J.D. challenged the search policy. A district court upheld the search even though it was conducted without "individualized suspicion" of wrongdoing as the Supreme Court had required in the 1985 T.L.O. case. But the US Court of Appeals for the Eighth Circuit disagreed. It ruled that by conducting a random suspicionless search, the school had unreasonably invaded students' legitimate expectations of privacy (which, though limited, do exist), and therefore violated their Fourth Amendment rights.
(The US Court of Appeals for the Eighth Circuit has jurisdiction over Iowa, Minnesota, Missouri, Nebraska, North Dakota, and South Dakota as well as Arkansas.)
FREEDOM OF EXPRESSION

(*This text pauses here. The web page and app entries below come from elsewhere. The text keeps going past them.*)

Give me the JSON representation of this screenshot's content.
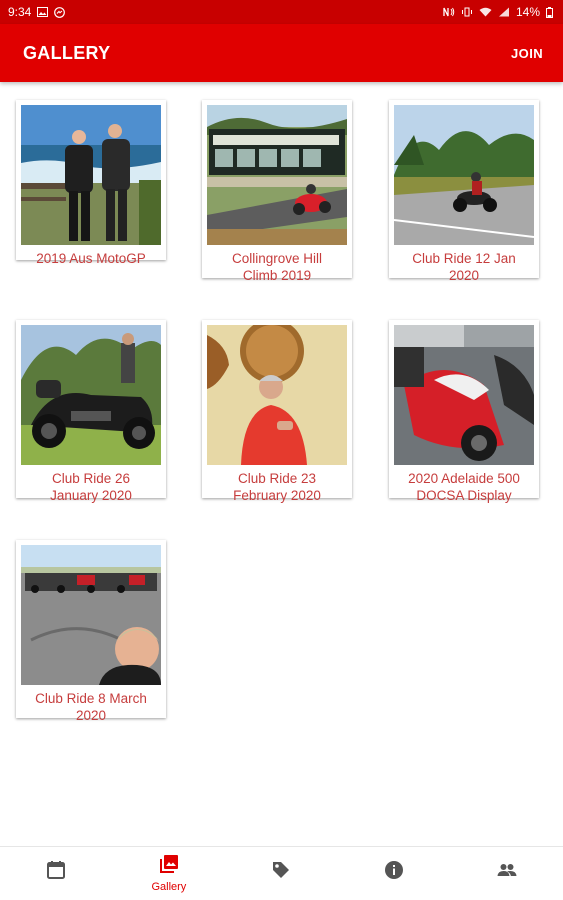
{
  "status_bar": {
    "time": "9:34",
    "battery": "14%",
    "icons": [
      "image-icon",
      "messenger-icon",
      "nfc-icon",
      "vibrate-icon",
      "wifi-icon",
      "signal-icon",
      "battery-icon"
    ]
  },
  "app_bar": {
    "title": "GALLERY",
    "join_label": "JOIN"
  },
  "gallery": {
    "albums": [
      {
        "line1": "2019 Aus MotoGP",
        "line2": ""
      },
      {
        "line1": "Collingrove Hill",
        "line2": "Climb 2019"
      },
      {
        "line1": "Club Ride 12 Jan",
        "line2": "2020"
      },
      {
        "line1": "Club Ride 26",
        "line2": "January 2020"
      },
      {
        "line1": "Club Ride 23",
        "line2": "February 2020"
      },
      {
        "line1": "2020 Adelaide 500",
        "line2": "DOCSA Display"
      },
      {
        "line1": "Club Ride 8 March",
        "line2": "2020"
      }
    ]
  },
  "bottom_nav": {
    "items": [
      {
        "icon": "calendar-icon",
        "label": ""
      },
      {
        "icon": "gallery-icon",
        "label": "Gallery"
      },
      {
        "icon": "tag-icon",
        "label": ""
      },
      {
        "icon": "info-icon",
        "label": ""
      },
      {
        "icon": "people-icon",
        "label": ""
      }
    ],
    "active_index": 1
  },
  "colors": {
    "status_bar": "#c80000",
    "app_bar": "#e00000",
    "caption_text": "#c63d3d",
    "nav_active": "#e00000",
    "nav_inactive": "#555555"
  }
}
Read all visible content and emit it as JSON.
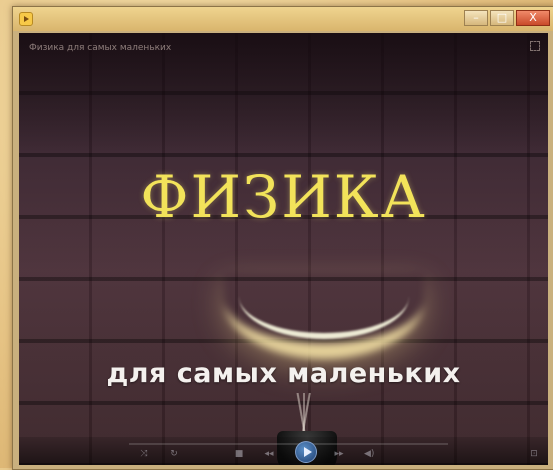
{
  "window": {
    "title_icon": "media-player-icon",
    "controls": {
      "minimize": "–",
      "maximize": "□",
      "close": "X"
    }
  },
  "video": {
    "title": "Физика для самых маленьких",
    "main_title": "ФИЗИКА",
    "subtitle": "для самых маленьких"
  },
  "player": {
    "icons": [
      "shuffle-icon",
      "repeat-icon",
      "stop-icon",
      "previous-icon",
      "play-icon",
      "next-icon",
      "volume-icon",
      "fullscreen-icon"
    ]
  },
  "colors": {
    "title_yellow": "#f2e35a",
    "subtitle_white": "#f4f1ee",
    "background_dark": "#3b2530"
  }
}
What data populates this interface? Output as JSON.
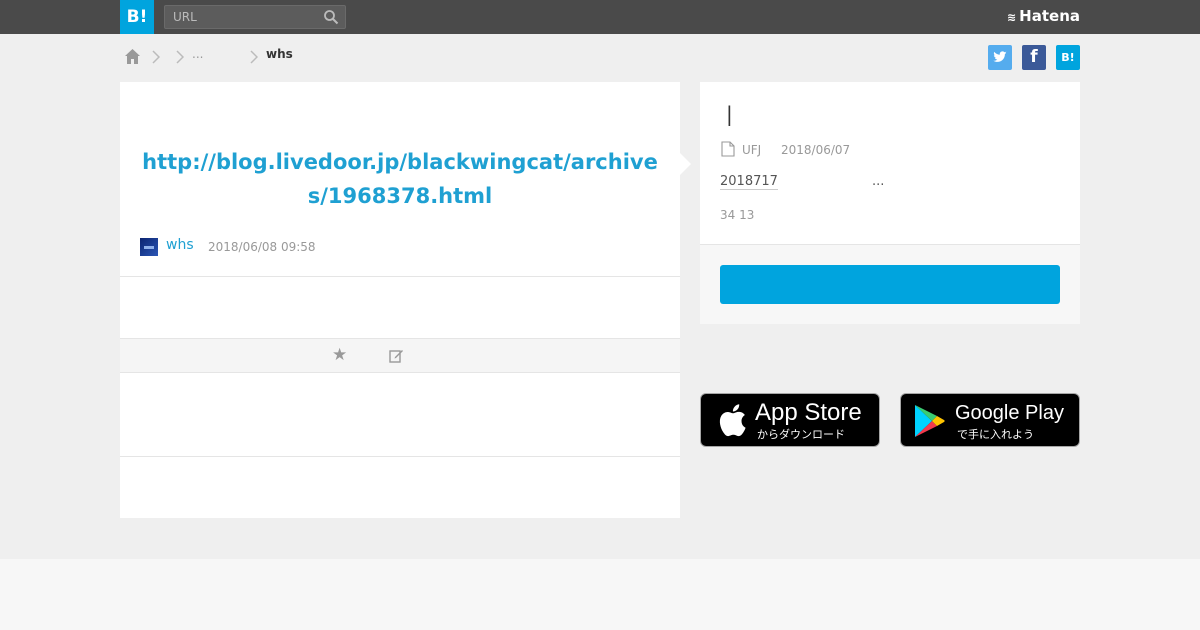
{
  "header": {
    "logo_label": "B!",
    "search_placeholder": "URL",
    "brand": "Hatena",
    "brand_mark": "≋"
  },
  "breadcrumb": {
    "items": [
      "",
      "...",
      "whs"
    ]
  },
  "share": {
    "twitter_label": "t",
    "facebook_label": "f",
    "hatena_label": "B!"
  },
  "entry": {
    "title": "http://blog.livedoor.jp/blackwingcat/archives/1968378.html",
    "username": "whs",
    "timestamp": "2018/06/08 09:58"
  },
  "side": {
    "title": "|",
    "source": "UFJ",
    "date": "2018/06/07",
    "summary_link": "2018717",
    "summary_rest": "...",
    "counts": "34 13"
  },
  "apps": {
    "appstore_big": "App Store",
    "appstore_small": "からダウンロード",
    "googleplay_big": "Google Play",
    "googleplay_small": "で手に入れよう"
  },
  "colors": {
    "accent": "#00a4de",
    "link": "#1fa0d2",
    "topbar": "#4a4a4a",
    "twitter": "#55acee",
    "facebook": "#3b5998"
  }
}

After students began wearing the plain black quarter-inch wide armbands in early October 2006, school officials announced that anyone who did so would be suspended from school for three days. Twenty students received suspensions, and more than ten others were disciplined in other ways. Some students were sent to the library where two uniformed and armed police officers and a sheriff's deputy "appeared to be in charge," according to a student affidavit. The ACLU went to federal court on behalf of three students. After the federal judge issued a preliminary order blocking the school district from punishing students who wear the black armbands to school, school officials and students agreed that the bands would be worn but only on wrists. Other students had not been punished when they wore black wristbands bearing the words "Watson Chapel" which were sold by the school.